Cory Clark: You mean just general false victim signaling? Yeah, that’s hard to say. I really think probably the worst is that they’re taking advantage of essentially two people, they’re taking advantage of people who are actually victims by taking resources that other people might have given them, and then they are taking advantage of trusting people who want to help other people.

Cory Clark: Now, is it worse if people do this and it erodes trust? It makes people more cynical. It makes people less willing to help other people. And it makes people want to be victims themselves, which starts the cycle. It’s really hard. I think it’s a combination of a lot of things that makes it so we can’t trust one another, and that we want to engage in the victim game ourselves.

Cory Clark: Which, if everyone’s a victim, then it’s really a struggle. Who’s going to help whom? [chuckle] So yeah, I don’t know, I don’t know how I would put a price tag on all the different pieces.
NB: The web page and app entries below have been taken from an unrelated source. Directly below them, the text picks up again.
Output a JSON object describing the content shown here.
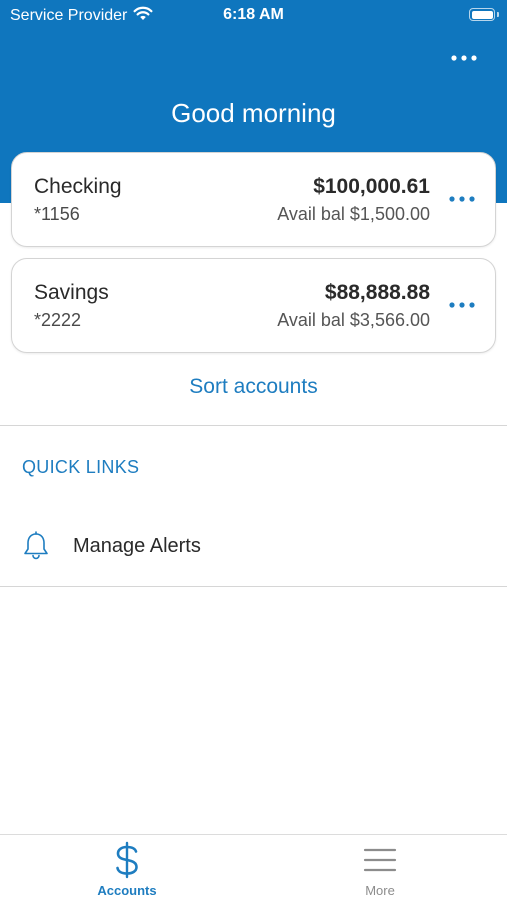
{
  "status_bar": {
    "carrier": "Service Provider",
    "time": "6:18 AM",
    "wifi_icon": "wifi-icon",
    "battery_icon": "battery-icon"
  },
  "header": {
    "greeting": "Good morning",
    "more_icon": "ellipsis-icon",
    "background_color": "#0f76be"
  },
  "accounts": [
    {
      "name": "Checking",
      "number": "*1156",
      "balance": "$100,000.61",
      "available": "Avail bal $1,500.00"
    },
    {
      "name": "Savings",
      "number": "*2222",
      "balance": "$88,888.88",
      "available": "Avail bal $3,566.00"
    }
  ],
  "sort_accounts_label": "Sort accounts",
  "quick_links": {
    "title": "QUICK LINKS",
    "items": [
      {
        "label": "Manage Alerts",
        "icon": "bell-icon"
      }
    ]
  },
  "tab_bar": {
    "tabs": [
      {
        "label": "Accounts",
        "icon": "dollar-icon",
        "active": true
      },
      {
        "label": "More",
        "icon": "hamburger-menu-icon",
        "active": false
      }
    ]
  },
  "colors": {
    "accent": "#1e7dc0",
    "header": "#0f76be",
    "text": "#2a2a2a",
    "inactive_tab": "#8c8c8c"
  }
}
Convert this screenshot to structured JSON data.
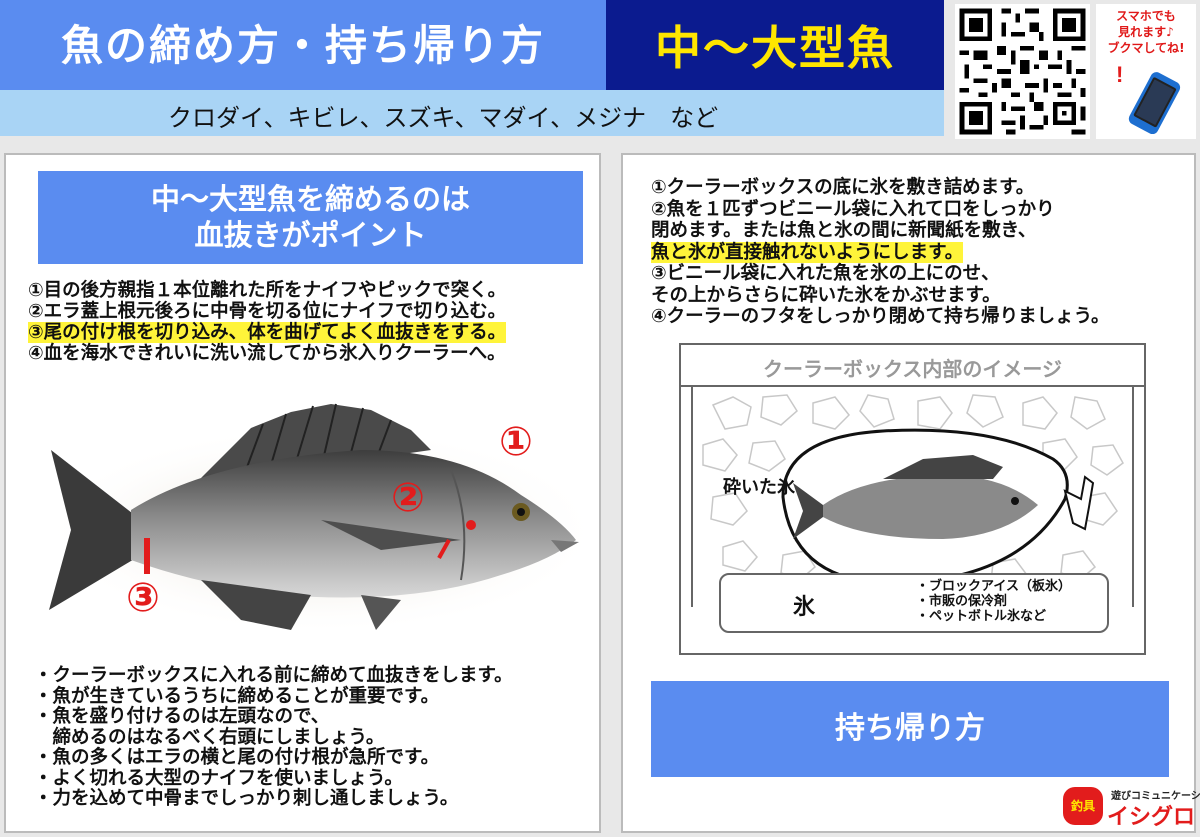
{
  "header": {
    "title": "魚の締め方・持ち帰り方",
    "subtitle": "中〜大型魚",
    "species": "クロダイ、キビレ、スズキ、マダイ、メジナ　など",
    "phone_note": [
      "スマホでも",
      "見れます♪",
      "ブクマしてね!"
    ],
    "phone_alert": "!"
  },
  "left": {
    "banner": [
      "中〜大型魚を締めるのは",
      "血抜きがポイント"
    ],
    "steps": [
      "①目の後方親指１本位離れた所をナイフやピックで突く。",
      "②エラ蓋上根元後ろに中骨を切る位にナイフで切り込む。",
      "③尾の付け根を切り込み、体を曲げてよく血抜きをする。",
      "④血を海水できれいに洗い流してから氷入りクーラーへ。"
    ],
    "markers": [
      "①",
      "②",
      "③"
    ],
    "bullets": [
      "・クーラーボックスに入れる前に締めて血抜きをします。",
      "・魚が生きているうちに締めることが重要です。",
      "・魚を盛り付けるのは左頭なので、",
      "　締めるのはなるべく右頭にしましょう。",
      "・魚の多くはエラの横と尾の付け根が急所です。",
      "・よく切れる大型のナイフを使いましょう。",
      "・力を込めて中骨までしっかり刺し通しましょう。"
    ]
  },
  "right": {
    "steps": [
      "①クーラーボックスの底に氷を敷き詰めます。",
      "②魚を１匹ずつビニール袋に入れて口をしっかり",
      "閉めます。または魚と氷の間に新聞紙を敷き、",
      "魚と氷が直接触れないようにします。",
      "③ビニール袋に入れた魚を氷の上にのせ、",
      "その上からさらに砕いた氷をかぶせます。",
      "④クーラーのフタをしっかり閉めて持ち帰りましょう。"
    ],
    "cooler_title": "クーラーボックス内部のイメージ",
    "crushed_ice": "砕いた氷",
    "ice_label": "氷",
    "ice_items": [
      "・ブロックアイス（板氷）",
      "・市販の保冷剤",
      "・ペットボトル氷など"
    ],
    "banner": "持ち帰り方"
  },
  "logo": {
    "tagline": "遊びコミュニケーション",
    "name": "イシグロ",
    "mark": "釣具"
  },
  "colors": {
    "title_blue": "#5a8cf0",
    "navy": "#0b1b8f",
    "yellow": "#ffe600",
    "light_blue": "#a9d4f5",
    "highlight": "#fff43a",
    "red": "#e21c1c"
  }
}
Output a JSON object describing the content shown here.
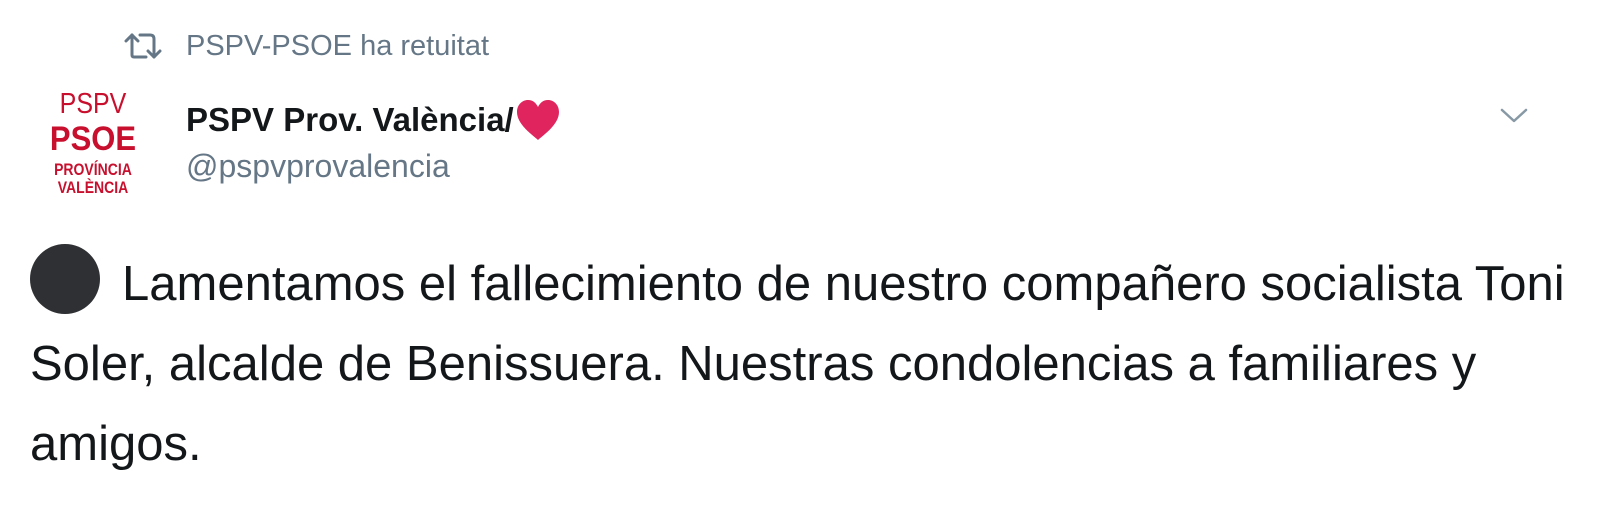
{
  "retweet_context": {
    "icon": "retweet-icon",
    "text": "PSPV-PSOE ha retuitat"
  },
  "author": {
    "avatar": {
      "line1": "PSPV",
      "line2": "PSOE",
      "line3": "PROVÍNCIA",
      "line4": "VALÈNCIA",
      "color": "#c8102e"
    },
    "display_name": "PSPV Prov. València/",
    "name_emoji": "red-heart-icon",
    "handle": "@pspvprovalencia"
  },
  "menu": {
    "icon": "chevron-down-icon"
  },
  "tweet": {
    "emoji": "black-circle-icon",
    "text": "Lamentamos el fallecimiento de nuestro compañero socialista Toni Soler, alcalde de Benissuera. Nuestras condolencias a familiares y amigos."
  },
  "colors": {
    "text": "#14171a",
    "secondary": "#657786",
    "brand_red": "#c8102e",
    "heart": "#e0245e"
  }
}
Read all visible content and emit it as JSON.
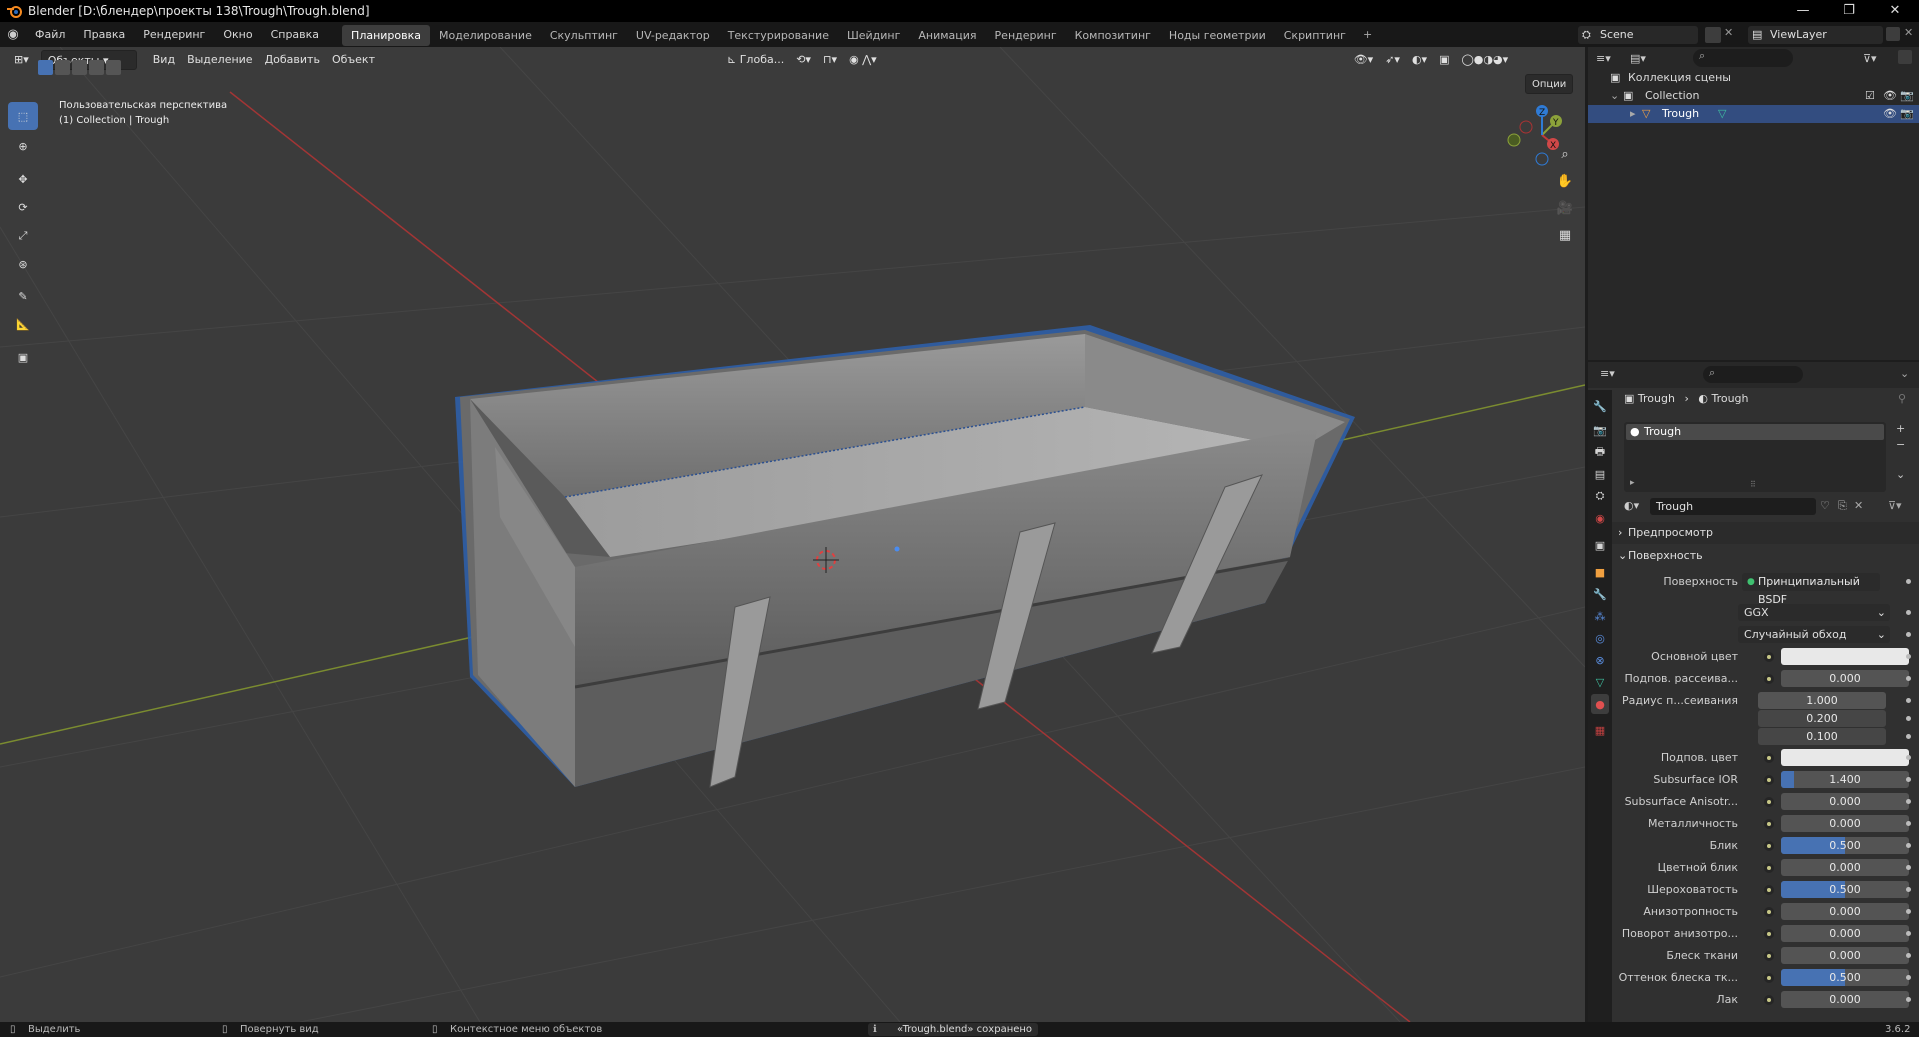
{
  "window": {
    "title": "Blender [D:\\блендер\\проекты 138\\Trough\\Trough.blend]",
    "minimize": "—",
    "maximize": "❐",
    "close": "✕"
  },
  "topbar": {
    "menus": [
      "Файл",
      "Правка",
      "Рендеринг",
      "Окно",
      "Справка"
    ],
    "workspaces": [
      "Планировка",
      "Моделирование",
      "Скульптинг",
      "UV-редактор",
      "Текстурирование",
      "Шейдинг",
      "Анимация",
      "Рендеринг",
      "Композитинг",
      "Ноды геометрии",
      "Скриптинг"
    ],
    "active_workspace": 0,
    "add_workspace": "+",
    "scene": "Scene",
    "view_layer": "ViewLayer"
  },
  "viewport": {
    "mode": "Объекты",
    "menus": [
      "Вид",
      "Выделение",
      "Добавить",
      "Объект"
    ],
    "orientation": "Глоба...",
    "options": "Опции",
    "overlay_title": "Пользовательская перспектива",
    "overlay_subtitle": "(1) Collection | Trough",
    "gizmo": {
      "x": "X",
      "y": "Y",
      "z": "Z"
    },
    "colors": {
      "bg": "#3b3b3b",
      "x_axis": "#c03a3a",
      "y_axis": "#8ca23a",
      "selection": "#4a8cf0"
    }
  },
  "outliner": {
    "rows": [
      {
        "label": "Коллекция сцены"
      },
      {
        "label": "Collection"
      },
      {
        "label": "Trough"
      }
    ]
  },
  "properties": {
    "breadcrumb": [
      "Trough",
      "Trough"
    ],
    "slot": "Trough",
    "material_name": "Trough",
    "sections": {
      "preview": "Предпросмотр",
      "surface": "Поверхность"
    },
    "surface_label": "Поверхность",
    "surface_value": "Принципиальный BSDF",
    "distribution": "GGX",
    "subsurface_method": "Случайный обход",
    "rows": [
      {
        "label": "Основной цвет",
        "value": "",
        "fill": 0,
        "swatch": true
      },
      {
        "label": "Подпов. рассеива...",
        "value": "0.000",
        "fill": 0
      },
      {
        "label": "Радиус п...сеивания",
        "value": "1.000",
        "fill": 0
      },
      {
        "label": "",
        "value": "0.200",
        "fill": 0
      },
      {
        "label": "",
        "value": "0.100",
        "fill": 0
      },
      {
        "label": "Подпов. цвет",
        "value": "",
        "fill": 0,
        "swatch": true
      },
      {
        "label": "Subsurface IOR",
        "value": "1.400",
        "fill": 0.1
      },
      {
        "label": "Subsurface Anisotr...",
        "value": "0.000",
        "fill": 0
      },
      {
        "label": "Металличность",
        "value": "0.000",
        "fill": 0
      },
      {
        "label": "Блик",
        "value": "0.500",
        "fill": 0.5
      },
      {
        "label": "Цветной блик",
        "value": "0.000",
        "fill": 0
      },
      {
        "label": "Шероховатость",
        "value": "0.500",
        "fill": 0.5
      },
      {
        "label": "Анизотропность",
        "value": "0.000",
        "fill": 0
      },
      {
        "label": "Поворот анизотро...",
        "value": "0.000",
        "fill": 0
      },
      {
        "label": "Блеск ткани",
        "value": "0.000",
        "fill": 0
      },
      {
        "label": "Оттенок блеска тк...",
        "value": "0.500",
        "fill": 0.5
      },
      {
        "label": "Лак",
        "value": "0.000",
        "fill": 0
      }
    ]
  },
  "statusbar": {
    "select": "Выделить",
    "rotate": "Повернуть вид",
    "context": "Контекстное меню объектов",
    "message": "«Trough.blend» сохранено",
    "version": "3.6.2"
  }
}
Chelsea Follett: Yeah, there are definitely a lot of different harms that can come from it, and I agree with you that depleting resources from actual victims is really important. But I also do think, just the creation of a widespread misperception about how well most people are doing and the frequency of maybe different kinds of victimhood or real instances of victimhood, is very damaging.

Chelsea Follett: There was a tweet that went viral recently, basically saying that the United States is this dystopian, terrible place. Among the worst places that there have ever been to live. Something like that. The person tweeting it probably… they may have actually genuinely believed it. They may believe that, but it does show a lack of historical perspective, and certainly global perspective, to believe that when you’re in one of the wealthiest places in the world, that you are in a complete dystopia.

Chelsea Follett: And so one of the things we do at HumanProgress.org, is to try to promote a data-based view of the world and combat distorting biases, including the tendency, maybe, to see oneself as a victim that is so pervasive and that you really describe so well in this piece. So congratulations on a great article, I hope people will check it out, and your other work on this topic and others, and your other research on moral and political psychology. Thank you so much for speaking with me.

Cory Clark: Thanks for having me. This was fun.

Chelsea Follett is the managing editor of HumanProgress.org and a policy analyst in the Cato Institute’s Center for Global Liberty and Prosperity.

Cory Clark is a moral and political psychologist at the University of Pennsylvania.

 

Transcript

Matt Warner: The Human Progress Podcast Ep. 20 Transcript

Exclusive

Matt Warner: Development with Dignity | The Human Progress Podcast Ep. 20

News

Scientists Film How the Brain Makes Memories — Opening the Door for New PTSD Treatment

News

Why Nasa Is Exploring the Deepest Oceans on Earth

Video

Cesare Beccaria: The father of modern criminal justice | Heroes of Progress | Ep. 38

Transcript

Vincent Geloso: The Human Progress Podcast Ep. 19 Transcript